Firstly, could you introduce yourself, and give a quick summary of your show?
I'm a singer from Australia back in Edinburgh for my fourth year in a row. The last few years I've performed Annie Lennox and Madonna tributes, this year it's Cole Porter's turn. 'Cole' explores his colourful life is a perfect opportunity to revisit all of his wonderful songs like Night and Day, Anything Goes, I've Got You Under My Skin and the list goes on..
What is your earliest arts memory?
My Mum was always a keen theatre subscriber and arts enthusiast so my sister and I were taken along the opera and ballet and Adelaide Fringe shows every year. It was very normal for us pursue the arts as a career (my sister is now a contemporary dancer and choreographer). My earliest memory was seeing Macbeth performed in a tent, completely in Russian (I didn't understand a word) and being sprayed with saliva as I trembled in the front row during all the soliloquies. It's a wonder it didn't put me off entirely!
What first encouraged you to become a performer?
Again, my Mum was always very encouraging. We had a piano at home and I gravitated towards it before I could talk and long before my feet could touch the pedals I would sit for hours playing it by ear. Seeing a production of West Side Story in the early 90s in my hometown was the catalyst for wanting to go to drama school and that was where it became a serious pursuit. For a long time I wanted to be a pop star. Happily now I'm pursuing a career with a little more longevity.

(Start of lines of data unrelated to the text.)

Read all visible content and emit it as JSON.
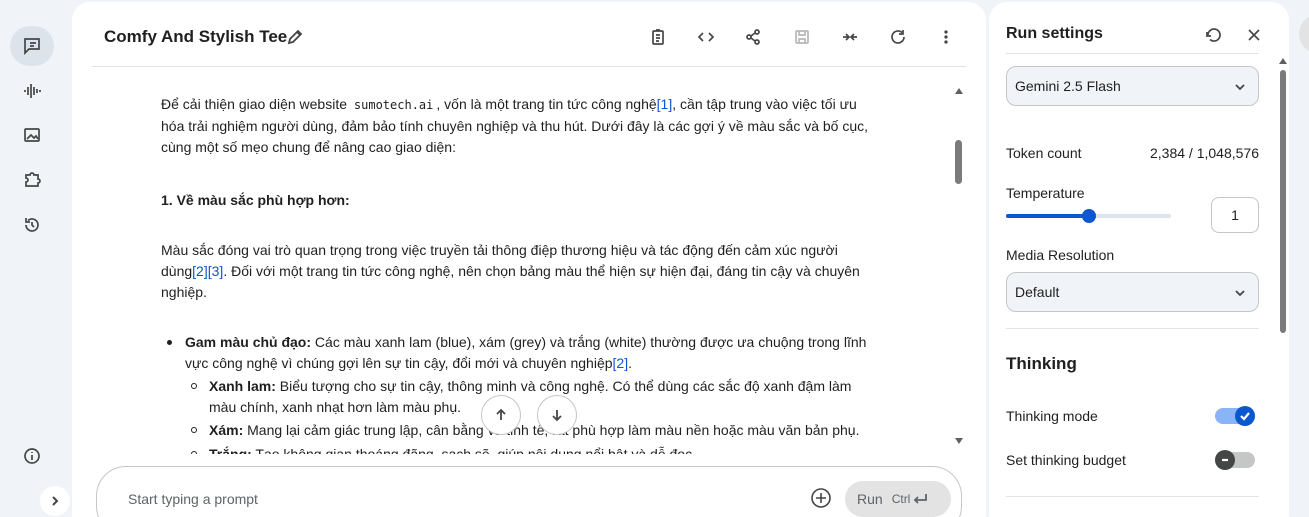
{
  "left_rail": {
    "items": [
      {
        "name": "chat-icon",
        "active": true
      },
      {
        "name": "stream-icon",
        "active": false
      },
      {
        "name": "media-gallery-icon",
        "active": false
      },
      {
        "name": "extensions-icon",
        "active": false
      },
      {
        "name": "history-icon",
        "active": false
      }
    ],
    "bottom": [
      {
        "name": "info-icon"
      },
      {
        "name": "chevron-right-icon"
      }
    ]
  },
  "header": {
    "title": "Comfy And Stylish Tee",
    "actions": [
      "compare-icon",
      "code-icon",
      "share-icon",
      "save-icon",
      "compress-icon",
      "refresh-icon",
      "more-vert-icon"
    ]
  },
  "content": {
    "para1_before": "Để cải thiện giao diện website ",
    "para1_code": "sumotech.ai",
    "para1_mid": ", vốn là một trang tin tức công nghệ",
    "cite1": "[1]",
    "para1_after": ", cần tập trung vào việc tối ưu hóa trải nghiệm người dùng, đảm bảo tính chuyên nghiệp và thu hút. Dưới đây là các gợi ý về màu sắc và bố cục, cùng một số mẹo chung để nâng cao giao diện:",
    "heading1": "1. Về màu sắc phù hợp hơn:",
    "para2_before": "Màu sắc đóng vai trò quan trọng trong việc truyền tải thông điệp thương hiệu và tác động đến cảm xúc người dùng",
    "cite2": "[2]",
    "cite3": "[3]",
    "para2_after": ". Đối với một trang tin tức công nghệ, nên chọn bảng màu thể hiện sự hiện đại, đáng tin cậy và chuyên nghiệp.",
    "bullet1_label": "Gam màu chủ đạo:",
    "bullet1_text": " Các màu xanh lam (blue), xám (grey) và trắng (white) thường được ưa chuộng trong lĩnh vực công nghệ vì chúng gợi lên sự tin cậy, đổi mới và chuyên nghiệp",
    "bullet1_cite": "[2]",
    "bullet1_end": ".",
    "sub1_label": "Xanh lam:",
    "sub1_text": " Biểu tượng cho sự tin cậy, thông minh và công nghệ. Có thể dùng các sắc độ xanh đậm làm màu chính, xanh nhạt hơn làm màu phụ.",
    "sub2_label": "Xám:",
    "sub2_text": " Mang lại cảm giác trung lập, cân bằng và tinh tế, rất phù hợp làm màu nền hoặc màu văn bản phụ.",
    "sub3_label": "Trắng:",
    "sub3_text": " Tạo không gian thoáng đãng, sạch sẽ, giúp nội dung nổi bật và dễ đọc."
  },
  "prompt": {
    "placeholder": "Start typing a prompt",
    "run_label": "Run",
    "run_shortcut": "Ctrl"
  },
  "settings": {
    "title": "Run settings",
    "model": "Gemini 2.5 Flash",
    "token_count_label": "Token count",
    "token_count_value": "2,384 / 1,048,576",
    "temperature_label": "Temperature",
    "temperature_value": "1",
    "temperature_fraction": 0.5,
    "media_resolution_label": "Media Resolution",
    "media_resolution_value": "Default",
    "thinking_title": "Thinking",
    "thinking_mode_label": "Thinking mode",
    "thinking_mode_on": true,
    "thinking_budget_label": "Set thinking budget",
    "thinking_budget_on": false
  }
}
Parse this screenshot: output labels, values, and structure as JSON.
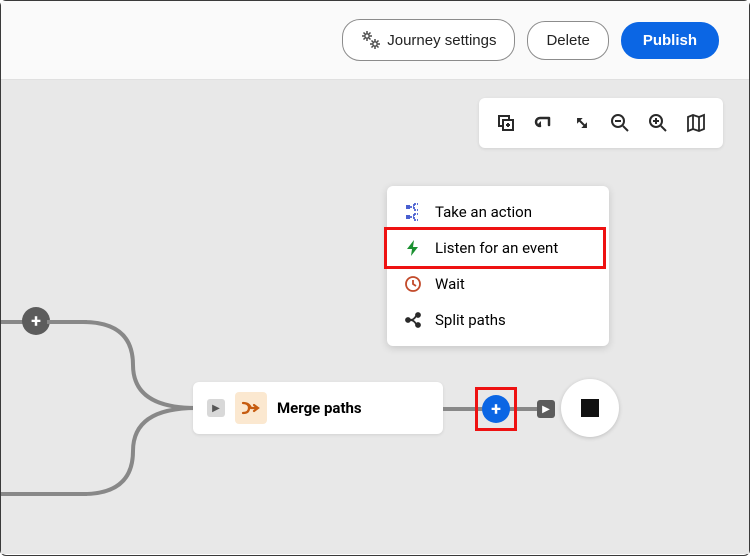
{
  "toolbar": {
    "settings_label": "Journey settings",
    "delete_label": "Delete",
    "publish_label": "Publish"
  },
  "menu": {
    "action_label": "Take an action",
    "listen_label": "Listen for an event",
    "wait_label": "Wait",
    "split_label": "Split paths"
  },
  "node": {
    "merge_label": "Merge paths"
  }
}
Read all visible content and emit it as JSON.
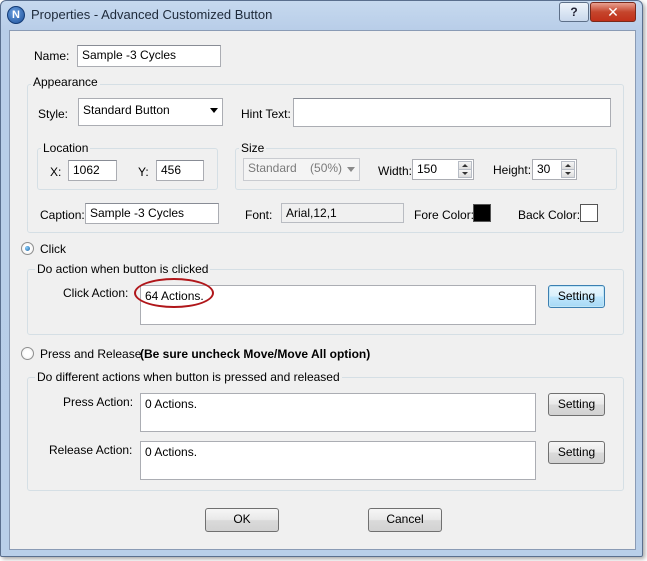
{
  "window": {
    "title": "Properties - Advanced Customized Button",
    "app_icon_letter": "N",
    "help_label": "?",
    "close_label": "✕"
  },
  "name": {
    "label": "Name:",
    "value": "Sample -3 Cycles"
  },
  "appearance": {
    "title": "Appearance",
    "style_label": "Style:",
    "style_value": "Standard Button",
    "hint_label": "Hint Text:",
    "hint_value": "",
    "location": {
      "title": "Location",
      "x_label": "X:",
      "x_value": "1062",
      "y_label": "Y:",
      "y_value": "456"
    },
    "size": {
      "title": "Size",
      "preset_value": "Standard    (50%)",
      "width_label": "Width:",
      "width_value": "150",
      "height_label": "Height:",
      "height_value": "30"
    },
    "caption_label": "Caption:",
    "caption_value": "Sample -3 Cycles",
    "font_label": "Font:",
    "font_value": "Arial,12,1",
    "fore_color_label": "Fore Color:",
    "fore_color": "#000000",
    "back_color_label": "Back Color:",
    "back_color": "#ffffff"
  },
  "click": {
    "radio_label": "Click",
    "selected": true,
    "group_title": "Do action when button is clicked",
    "action_label": "Click Action:",
    "action_value": "64 Actions.",
    "setting_label": "Setting"
  },
  "press_release": {
    "radio_label": "Press and Release",
    "note": "(Be sure uncheck Move/Move All option)",
    "selected": false,
    "group_title": "Do different actions when button is pressed and released",
    "press_label": "Press Action:",
    "press_value": "0 Actions.",
    "release_label": "Release Action:",
    "release_value": "0 Actions.",
    "setting_label": "Setting"
  },
  "footer": {
    "ok_label": "OK",
    "cancel_label": "Cancel"
  },
  "colors": {
    "annotation_ring": "#b0161a",
    "focus_button": "#3c7fb1"
  }
}
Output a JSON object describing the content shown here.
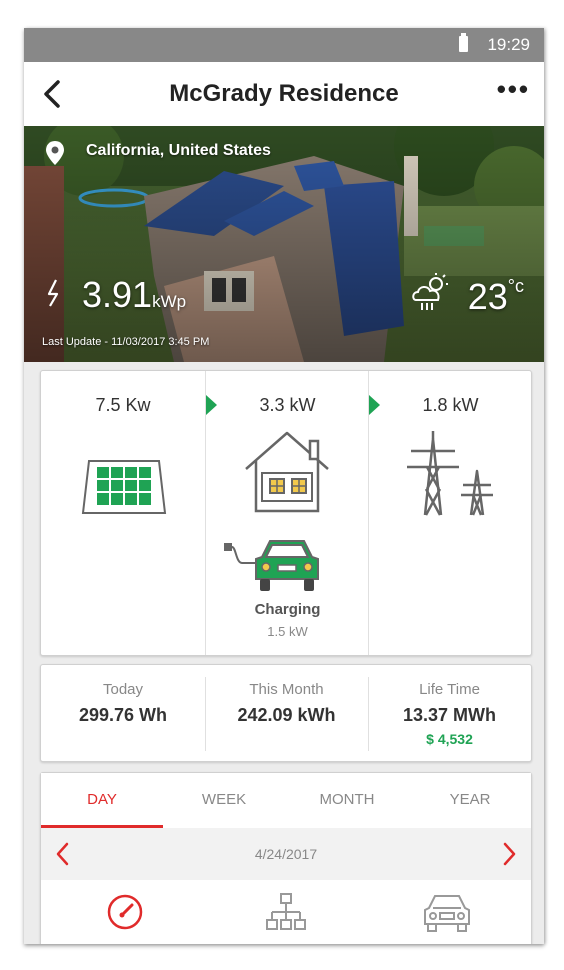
{
  "status": {
    "time": "19:29"
  },
  "header": {
    "title": "McGrady Residence",
    "more_label": "•••"
  },
  "hero": {
    "location": "California, United States",
    "power_value": "3.91",
    "power_unit": "kWp",
    "temp_value": "23",
    "temp_unit": "°c",
    "last_update": "Last Update - 11/03/2017  3:45 PM"
  },
  "flow": {
    "solar_kw": "7.5 Kw",
    "home_kw": "3.3 kW",
    "grid_kw": "1.8 kW",
    "ev_status": "Charging",
    "ev_kw": "1.5 kW",
    "colors": {
      "green": "#1fa354",
      "icon_gray": "#666666"
    }
  },
  "stats": [
    {
      "label": "Today",
      "value": "299.76 Wh"
    },
    {
      "label": "This Month",
      "value": "242.09 kWh"
    },
    {
      "label": "Life Time",
      "value": "13.37 MWh",
      "money": "$ 4,532"
    }
  ],
  "tabs": [
    {
      "label": "DAY",
      "active": true
    },
    {
      "label": "WEEK",
      "active": false
    },
    {
      "label": "MONTH",
      "active": false
    },
    {
      "label": "YEAR",
      "active": false
    }
  ],
  "date": "4/24/2017",
  "bottom_icons": [
    "gauge-icon",
    "network-icon",
    "car-icon"
  ],
  "accent_color": "#e02b2b"
}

Do you remember your first professional performance, and how did it go?
My first professional performance was a school holidays pantomime in a shopping centre and I was dreadful. It was long before I went to drama school and I was completely terrified but no-one complained about me and it was pretty awesome to get my first pay check. It was a good lesson early on to learn that it's possible to get paid for something that is also pretty fun to do.
What do you feel is the best thing about your job?
The best thing is the satisfaction of being my own boss and the amount of people I get to share music and laughter with all around the world. I'm very lucky in that there isn't anything else I would rather do. Connecting and sharing with an audience is why we do it and I look forward all year to Edinburgh each August, it's a very special place for me.
Conversely, what is the worst?
The instability of it and the fatigue. It may look like I only work an hour a day when a festival is up and running but keeping show fit and on top of all the admin is very much a full time job. There's never the option of calling in sick either or taking a night off work here and there. You gotta love it when it works though.
How do you decide whether or not a show has gone well?
There's a special feeling when a performer and an audience is completely in sync with each other, it's felt on both sides and it's part of the reason why we go to live performance. The amount of laughter and applause is always a pretty good indicator too. I used to aim for a performance without mistakes but actually a special connection to an audience far outweighs perfection.
If you could work with anybody, dead or alive, who would you choose to collaborate with?
I'm a massive Pet Shop Boys fan and would jump at the chance to do something with them. I've followed them for over 30 years and they still surprise and inspire me. Maybe it's time they wrote another musical and cast me in the lead! The would be an absolute dream come true.
What made you want to come to Edinburgh Festival Fringe?
Growing up in Adelaide, home to the worlds second largest Fringe Festival, Edinburgh has always been present as the ultimate challenge for a performer. If you can make it there, you can make it anywhere! What I was unprepared for was the beauty of the city and it's people and that I would fall hopelessly in love with it at first sight.
Is performing at EdFringe different from 'traditional' shows?
It's different in that you become utterly immersed. Immersed with your fellow performers comparing notes about fatigue, immersed on the streets with your audience dashing to another performance and immersed in shows to challenge and inspire you. There's also a ' marathon' element to Edinburgh that makes it unique so it's about pacing yourself and looking after yourself. No noisy bars at night for me, just a quiet drink somewhere and a bite to eat to unwind after a show.
If you could travel back in time and give 16 year-old you one piece of advice, what would it be?
Hang in there, it'll all be ok. At 16 I was terrified that my sexuality would make it impossible for me to live a happy and 'normal' life. 25 years later I wouldn't dream of wanting to be seen as normal and I understand there is no such thing. Doing what makes you happy is all that really matters and ideally you will make other people happy in the process.
What advice would you give to young people who want to enter the industry?
Fake it till you make it! It was said to me a long time ago by a Broadway choreographer and I figured he was merely throwing away a rhyming couplet but the longer I'm in this business, the more I recognise it as wonderful advice. No ones starts out having found their unique voice, choose your influences wisely and keep at it until you find out where you fit. Persistence far outweighs talent in the long run.
Do you have social media that our readers can follow you on?
I sure do! You can catch me on:
Where can people catch your show during EdFringe?
August 4th - 29th (no show on the 16th)
Piccolo, Assembly George Square Gardens